— EXERCISE DIRECTIONS —
All of the entries should be returned without a single change.

[Element data from apps and pages]
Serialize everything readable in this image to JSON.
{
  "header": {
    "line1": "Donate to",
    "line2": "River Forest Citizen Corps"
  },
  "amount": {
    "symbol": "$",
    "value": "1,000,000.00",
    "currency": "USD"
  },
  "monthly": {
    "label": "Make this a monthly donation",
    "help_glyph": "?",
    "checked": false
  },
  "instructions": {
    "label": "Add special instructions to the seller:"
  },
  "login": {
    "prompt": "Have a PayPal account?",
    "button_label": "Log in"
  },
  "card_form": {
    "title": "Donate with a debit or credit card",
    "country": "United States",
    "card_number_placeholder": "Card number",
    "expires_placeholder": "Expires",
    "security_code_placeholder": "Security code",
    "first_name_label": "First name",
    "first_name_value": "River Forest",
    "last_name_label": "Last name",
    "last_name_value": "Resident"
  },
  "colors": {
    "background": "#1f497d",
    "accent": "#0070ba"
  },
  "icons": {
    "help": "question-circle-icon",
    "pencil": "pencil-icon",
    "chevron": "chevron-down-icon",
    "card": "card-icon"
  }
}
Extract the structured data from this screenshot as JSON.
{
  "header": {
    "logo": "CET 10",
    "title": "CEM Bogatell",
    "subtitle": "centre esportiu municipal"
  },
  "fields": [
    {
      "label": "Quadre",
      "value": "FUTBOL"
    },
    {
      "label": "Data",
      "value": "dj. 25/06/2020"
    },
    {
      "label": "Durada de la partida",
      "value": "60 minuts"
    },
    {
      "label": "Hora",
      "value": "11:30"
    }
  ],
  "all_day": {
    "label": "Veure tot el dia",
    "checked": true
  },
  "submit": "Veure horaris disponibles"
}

— WRITTEN SOLUTION —
Serialize everything readable in this image to JSON.
{
  "header": {
    "line1": "Donate to",
    "line2": "River Forest Citizen Corps"
  },
  "amount": {
    "symbol": "$",
    "value": "1,000,000.00",
    "currency": "USD"
  },
  "monthly": {
    "label": "Make this a monthly donation",
    "help_glyph": "?",
    "checked": false
  },
  "instructions": {
    "label": "Add special instructions to the seller:"
  },
  "login": {
    "prompt": "Have a PayPal account?",
    "button_label": "Log in"
  },
  "card_form": {
    "title": "Donate with a debit or credit card",
    "country": "United States",
    "card_number_placeholder": "Card number",
    "expires_placeholder": "Expires",
    "security_code_placeholder": "Security code",
    "first_name_label": "First name",
    "first_name_value": "River Forest",
    "last_name_label": "Last name",
    "last_name_value": "Resident"
  },
  "colors": {
    "background": "#1f497d",
    "accent": "#0070ba"
  },
  "icons": {
    "help": "question-circle-icon",
    "pencil": "pencil-icon",
    "chevron": "chevron-down-icon",
    "card": "card-icon"
  }
}
Extract the structured data from this screenshot as JSON.
{
  "header": {
    "logo": "CET 10",
    "title": "CEM Bogatell",
    "subtitle": "centre esportiu municipal"
  },
  "fields": [
    {
      "label": "Quadre",
      "value": "FUTBOL"
    },
    {
      "label": "Data",
      "value": "dj. 25/06/2020"
    },
    {
      "label": "Durada de la partida",
      "value": "60 minuts"
    },
    {
      "label": "Hora",
      "value": "11:30"
    }
  ],
  "all_day": {
    "label": "Veure tot el dia",
    "checked": true
  },
  "submit": "Veure horaris disponibles"
}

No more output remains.